    Earth Day 2016: Israel Shines in Water Technology, Recycling, Renewable Energy

    JNS.org – On Friday, April 22, 196 nations across the world mark Earth Day, the annual day dedicated to environmental protection that was enacted in 1970. Not to be forgotten on this day is Israel, which is known as the “start-up nation” for its disproportionate amount of technological innovation, including in the area of protecting the environment. For Earth Day 2016, JNS.org presents a sampling of the Jewish state’s internal achievements and global contributions in the environmental realm. Water conservation Israeli […]

    Read more →
  • Arts and Culture World New Documentary Explores Holocaust Humor, Role That Laughter Played in Death Camps

    New Documentary Explores Holocaust Humor, Role That Laughter Played in Death Camps

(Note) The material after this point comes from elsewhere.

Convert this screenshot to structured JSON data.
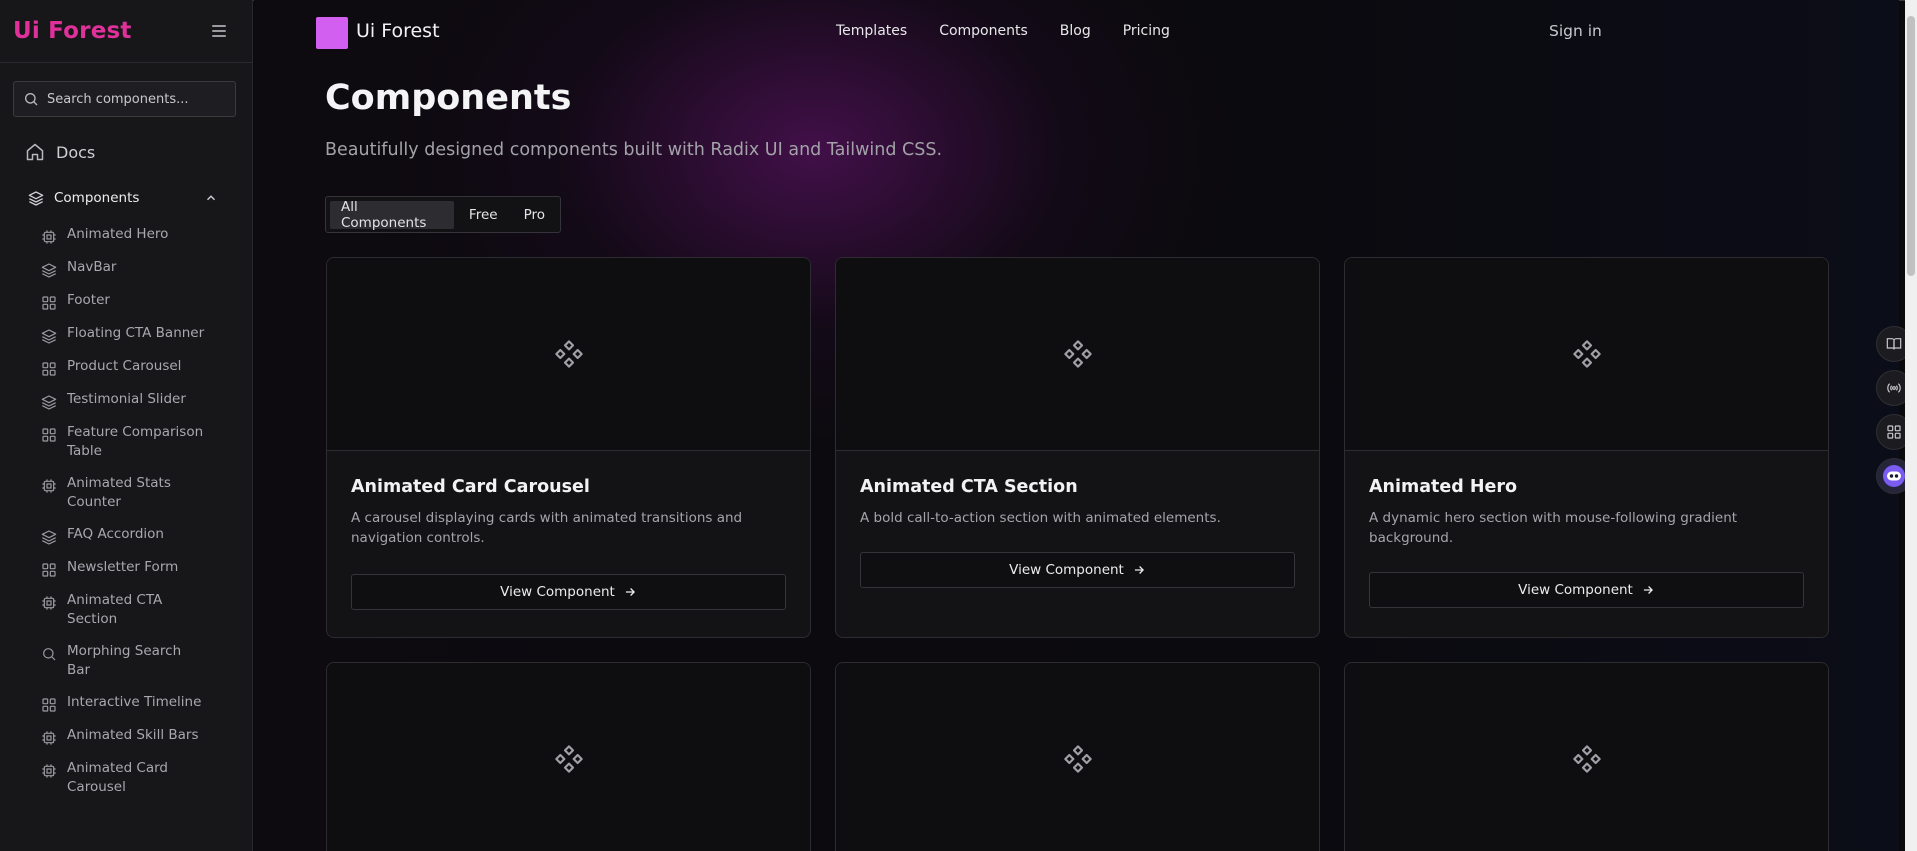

    Holocaust humor and the role that laughter played in the lives of Jews during World War II are the focus of a documentary that made its world premiere on Monday at the Tribeca Film Festival in New York City. In The Last Laugh, first- and second-generation survivors, as well as famous Jewish and non-Jewish comedians, discuss their thoughts on when joking about the death camps is appropriate or taboo. “Nazi humor, that’s OK. Holocaust humor, no,” Jewish comedic giant, actor and filmmaker Mel Brooks says in the film. “Anything I […]

    Read more →
  • Arts and Culture Blogs Tragedy Culminates in ‘Celebration,’ Says Israeli Author Who Lost Son to Terror

    Tragedy Culminates in ‘Celebration,’ Says Israeli Author Who Lost Son to Terror

    JNS.org – Sherri Mandell’s life was devastated on May 8, 2001, when her 13-year-old son Koby was murdered by terrorists on the outskirts of the Israeli Jewish community of Tekoa. Yet Mandell not only shares the story of her loss, but also celebrates the lessons she has learned from tragedy. Indeed, “celebrate” is this Israeli-American author’s word choice. Her second book, The Road to Resilience: From Chaos to Celebration (Toby Press), came out earlier this year. The lesson: in every celebration, there is […]

    Read more →